In June 2016, Christina Hernandez (shown on the left) and Joel Llopiz began to explore Atlantic Bluefin Tuna spawning in the Slope Sea: larval growth and retention while at the Woods Hole Oceanographic Institution with collaborator Glen Gawarkiewicz. The team planned to build and deploy 4 sets of drifters (3 drogued drifters to be released together) in the Slope Sea, an area between the Gulf Stream and northeast U.S. continental shelf, aboard the NOAA Gordon Gunter in June of 2017. “We are hoping to find patches of larval bluefin tuna where we can release drifters that will track the movements of the water surrounding the larvae as they grow.” Chrissy said in a blog entry. And while they collected plankton samples day and night, they did not find the evidence they were looking for in order to launch the drifters.
More from the Gunter cruise blog:
Atlantic bluefin tuna are one of the iconic marine fish species. Over the course of their seasonal migrations, individual bluefin tuna can occupy both nearshore and oceanic waters, swim across the ocean, and cross through international waters and the exclusive economic zones of multiple nations. These migrations expose bluefin tuna to a wide variety of fisheries, a factor that presents a notable challenge to managing this species.
In recent decades, the common view of Atlantic bluefin tuna was that they spawned only in two places, the Mediterranean Sea in the Eastern Atlantic and the Gulf of Mexico in the western Atlantic. However, in the summer of 2013 two cruises sampled the Slope Sea, both of them achieving noteworthy catch rates of early-stage bluefin tuna larvae. These collections were consistent with a hypothesis first put forward in the 1950s that the Slope Sea was a third spawning ground for this species. Follow up sampling in 2016 again achieved notable catch rates of bluefin tuna larvae.
Researchers aboard the NOAA Ship Gunter are evaluating the distribution and abundance of bluefin tuna larvae in the Slope Sea spawning ground. This cruise is sampling earlier in the season than previous Slope Sea cruises to provide us information on the regional start of the spawning season for this species.
While the focus of this cruise is on Atlantic bluefin tuna, one other exciting aspect of the project is that we are not certain of the full suite of other species we might collect or observe during visual surveys. The Slope Sea has long been hypothesized to be important in the life history of other species, besides Atlantic bluefin tuna, that support economically valuable fisheries off the northeast United States.
So in July, aboard the R/V Henry Bigelow they went, joining the turtle tagging team. They set out to address several research questions by towing neuston and bongo nets that are sampling at varying parts of the water column: “First, what plankton are found in these regions and under these environmental conditions, specifically, in the frontal zones between warm and cold waters? Second, are there any particular fish larvae found in the plankton that would help us improve understanding of the spawning locations?
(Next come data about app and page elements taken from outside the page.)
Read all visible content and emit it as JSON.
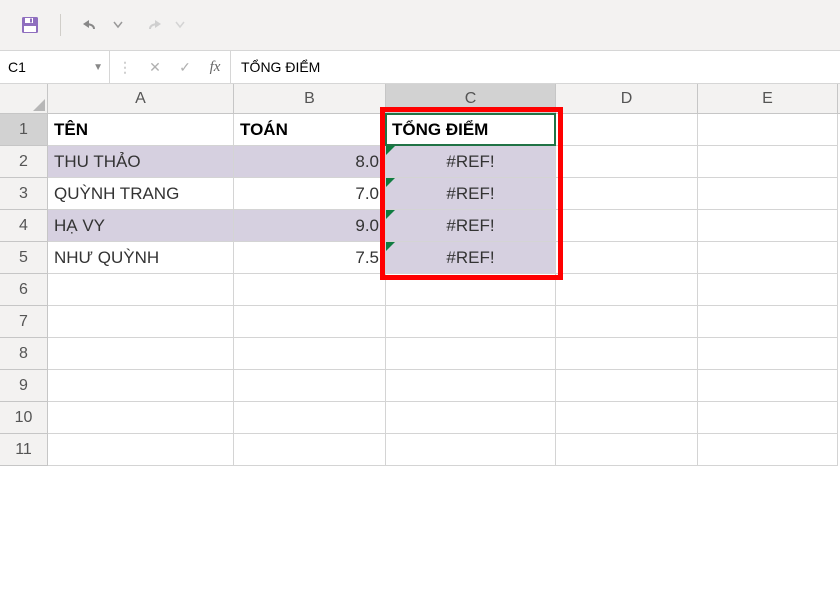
{
  "toolbar": {
    "save": "save-icon",
    "undo": "undo-icon",
    "redo": "redo-icon"
  },
  "formulaBar": {
    "nameBox": "C1",
    "cancel": "✕",
    "enter": "✓",
    "fx": "fx",
    "formula": "TỔNG ĐIỂM"
  },
  "columns": [
    "A",
    "B",
    "C",
    "D",
    "E"
  ],
  "rowCount": 11,
  "selectedColIndex": 2,
  "selectedRowIndex": 0,
  "headers": {
    "A": "TÊN",
    "B": "TOÁN",
    "C": "TỔNG ĐIỂM"
  },
  "data": [
    {
      "A": "THU THẢO",
      "B": "8.0",
      "C": "#REF!"
    },
    {
      "A": "QUỲNH TRANG",
      "B": "7.0",
      "C": "#REF!"
    },
    {
      "A": "HẠ VY",
      "B": "9.0",
      "C": "#REF!"
    },
    {
      "A": "NHƯ QUỲNH",
      "B": "7.5",
      "C": "#REF!"
    }
  ],
  "note": "Column C shows #REF! errors with error-indicator triangles; highlighted by red rectangle."
}
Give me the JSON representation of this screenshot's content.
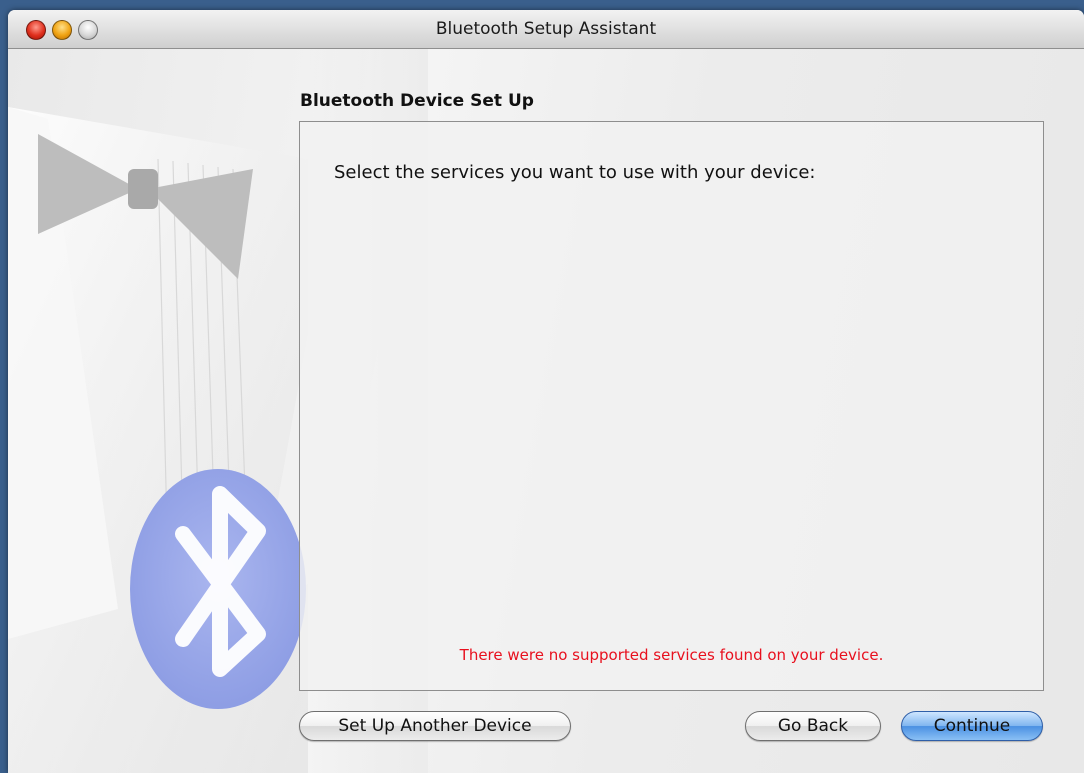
{
  "window": {
    "title": "Bluetooth Setup Assistant"
  },
  "main": {
    "heading": "Bluetooth Device Set Up",
    "prompt": "Select the services you want to use with your device:",
    "error_message": "There were no supported services found on your device."
  },
  "buttons": {
    "setup_another": "Set Up Another Device",
    "go_back": "Go Back",
    "continue": "Continue"
  },
  "colors": {
    "error": "#e8101e",
    "accent": "#4a90e2"
  },
  "icons": {
    "close": "close-button-icon",
    "minimize": "minimize-button-icon",
    "zoom": "zoom-button-icon",
    "art": "bluetooth-logo-icon"
  }
}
Third, can we use video recording to measure the presence of gelatinous zooplankton in the water, a major food source for leatherback turtles and, occasionally, loggerhead turtles as well?” The second question is what Chrissy’s focus was on.
One drifter (ID=176400672) headed out to sea into the Gulf Stream after a few rotations in the ring and was beyond the Azores in early Jan 2018..
One drifter (ID=176400671) spent an unusually-long time on the shelf edge after emerging from the ring before it finally advected along the shelf with help from Tropical Storms Jose and Maria. In early October, it was still in the shelfbreak jet off Delaware but eventually went silent in mid-December.
One of the drifters (ID = 176400673) was taken out of the water by F/V Sea Angel in early August. Chrissy met Capt Katz at the BlueWater Fisheries dock in Fairhaven and recovered all but the drogue. It appears the screw pin shackle may have come undone.
While traveling in and out of a warm core ring and identifying a few larvae from the plankton tows on July 11, the first 3 drifters were deployed. We thought the two deployed off the stern might have been tangled in the first day or two (halfway around the ring) but they appeared to separate eventually.
Blog from the Bigelow Ship July 11: “Our cruise track for the past few days has us (at night) going in and out of a warm core ring, which is a chunk of water from the Gulf Stream (so it’s warm and salty) that has spun away from the Gulf Stream and is now traveling up along Georges Bank (southeast of Cape Cod). What’s really interesting about sampling this warm core ring is that you can find completely different sets of animals when you do a tow inside or outside of the ring. So you can find tropical species in one tow, and more typical species for coastal New England in the next tow depending on where the ship is.”
The three drifters had very different fates…